Lawrence may have led an offense at Clemson that relied more heavily on RPOs than any team in the NFL, but his film is littered with quality pro throws. He is a prospect on the level of Luck and exceptional - or at least very good - in just about every area that is meaningful to the quarterback position. Considering all the other qualities he brings to the table, Lawrence's best attributes may be his fearlessness and toughness. It's relatively rare for a quarterback who has long been considered a future No. 1 overall draft pick to not be at least a little timid when he keeps the ball on zone-read type of plays. That's not to say he's careless as a runner - he picks his spots well - but he did take a few more shots from defenders than evaluators typically like to see (in part because he had 231 carries in three years). Such a quality is more of a positive than a negative, however, as coaches would rather have the option of picking their spots with a quarterback capable of breaking off chunk runs as opposed to the alternative.
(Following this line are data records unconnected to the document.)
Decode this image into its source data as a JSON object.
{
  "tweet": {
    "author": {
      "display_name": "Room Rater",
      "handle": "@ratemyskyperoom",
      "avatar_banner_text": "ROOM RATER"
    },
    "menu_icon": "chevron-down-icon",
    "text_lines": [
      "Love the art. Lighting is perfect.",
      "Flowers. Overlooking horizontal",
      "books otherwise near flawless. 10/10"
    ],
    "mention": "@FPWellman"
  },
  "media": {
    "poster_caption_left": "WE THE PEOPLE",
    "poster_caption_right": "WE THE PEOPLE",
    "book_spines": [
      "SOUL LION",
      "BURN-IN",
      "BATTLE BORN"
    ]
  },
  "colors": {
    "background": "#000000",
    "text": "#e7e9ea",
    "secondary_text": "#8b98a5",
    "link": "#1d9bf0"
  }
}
Lawrence's film isn't perfect by any stretch - his accuracy in 2020 was a bit more scattershot than one would expect, for example. His basic efficiency stats such as completion percentage (from 65.2 to 65.8 to 69.2) and yards per completion (8.3 to 9.0 to 9.4) may have improved in each of his three college seasons, but there's a strong case to be made that he was his best as a freshman and regressed a bit from there. Clemson appeared to rely more heavily on throws at or behind the line of scrimmage each season under Lawrence. (Per Pro Football Focus, 27 percent of his passing yards in 2020 came via RPOs and screens.) While such a shift could have easily been made in response to the Tigers' personnel, it cannot be taken for granted. He also did not react or play particularly well early against the blitz or Virginia Tech's coverage schemes early in the 2020 meeting with the Hokies. With that said, let's not get crazy. Lawrence set such an incredibly high standard as a freshman that it was going to be nearly impossible for him to keep raising the bar, especially as key members of his supporting cast moved onto the NFL (Hunter Renfrow after the 2018 season and Tee Higgins after the 2019 campaign).
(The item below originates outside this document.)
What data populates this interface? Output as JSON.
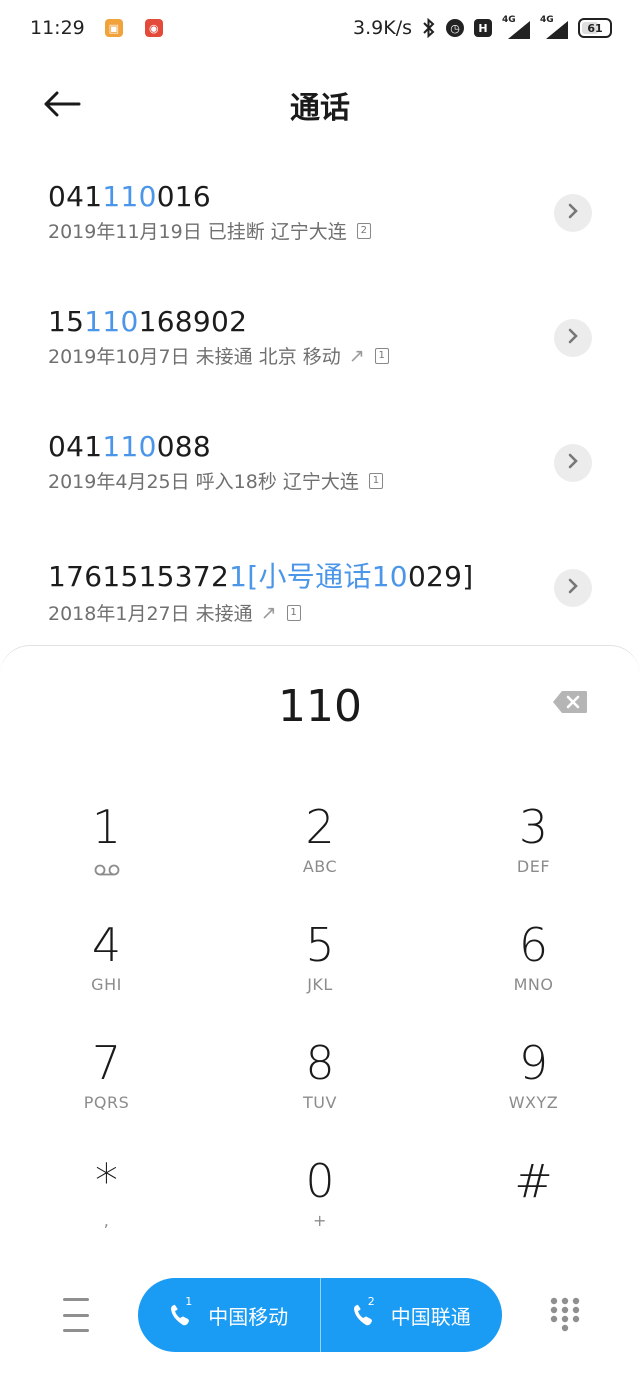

Bottom Line

No prospect has ever entered the league having shown evaluators everything they need to see to prove his readiness to play the position at an All-Pro level and no prospect ever will. Clemson's 2020 offense did little to answer what few questions evaluators had about Lawrence in that regard, but it would still be a shock if he doesn't hit the ground running in 2021 and one of the bigger upsets in recent draft history prove if he isn't a top 12 NFL quarterback in relatively short order. For all the talk of his athleticism to this point - his rushing floor should be in the 300-yard range for his first few NFL seasons - Lawrence will do the bulk of his damage from the pocket as a pro. So while he may not be the dynamic rushing threat in the Lamar Jackson mold or have the ridiculous arm strength of a Josh Allen, the Georgia native checks about every box one could hope for in terms of solving a team's quarterback problem for the next 10-15 years.
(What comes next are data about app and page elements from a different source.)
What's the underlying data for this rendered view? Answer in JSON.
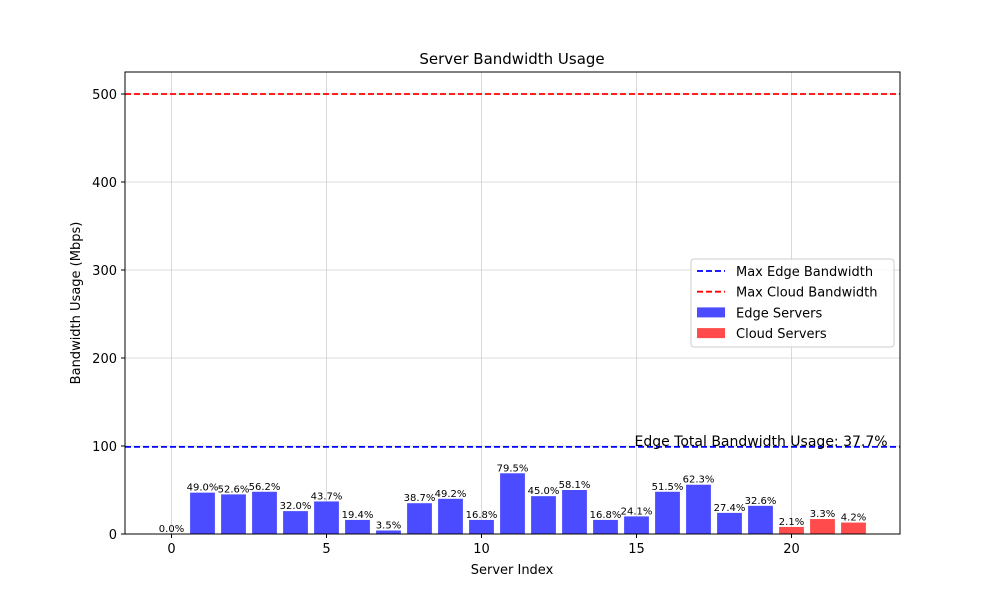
{
  "chart_data": {
    "type": "bar",
    "title": "Server Bandwidth Usage",
    "xlabel": "Server Index",
    "ylabel": "Bandwidth Usage (Mbps)",
    "xlim": [
      -1.5,
      23.5
    ],
    "ylim": [
      0,
      525
    ],
    "xticks": [
      0,
      5,
      10,
      15,
      20
    ],
    "yticks": [
      0,
      100,
      200,
      300,
      400,
      500
    ],
    "grid": true,
    "legend_position": "center-right",
    "series": [
      {
        "name": "Edge Servers",
        "color": "#4b4bff",
        "x": [
          0,
          1,
          2,
          3,
          4,
          5,
          6,
          7,
          8,
          9,
          10,
          11,
          12,
          13,
          14,
          15,
          16,
          17,
          18,
          19
        ],
        "values": [
          0,
          47,
          45,
          48,
          26,
          37,
          16,
          4,
          35,
          40,
          16,
          69,
          43,
          50,
          16,
          20,
          48,
          56,
          24,
          32
        ],
        "labels": [
          "0.0%",
          "49.0%",
          "52.6%",
          "56.2%",
          "32.0%",
          "43.7%",
          "19.4%",
          "3.5%",
          "38.7%",
          "49.2%",
          "16.8%",
          "79.5%",
          "45.0%",
          "58.1%",
          "16.8%",
          "24.1%",
          "51.5%",
          "62.3%",
          "27.4%",
          "32.6%"
        ]
      },
      {
        "name": "Cloud Servers",
        "color": "#ff4b4b",
        "x": [
          20,
          21,
          22
        ],
        "values": [
          8,
          17,
          13
        ],
        "labels": [
          "2.1%",
          "3.3%",
          "4.2%"
        ]
      }
    ],
    "reference_lines": [
      {
        "name": "Max Edge Bandwidth",
        "value": 99,
        "color": "#0000ff"
      },
      {
        "name": "Max Cloud Bandwidth",
        "value": 500,
        "color": "#ff0000"
      }
    ],
    "annotations": [
      {
        "text": "Edge Total Bandwidth Usage: 37.7%",
        "x": 15,
        "y": 99
      }
    ]
  }
}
Doug Orth has written for FF Today since 2006 and been featured in USA TODAY's Fantasy Football Preview magazine since 2010. He is also a high-stakes player who often appears as a guest analyst on a number of national sports radio shows, such as Sirius XM’s “Fantasy Drive." Doug is also a member of the Fantasy Sports Writers Association.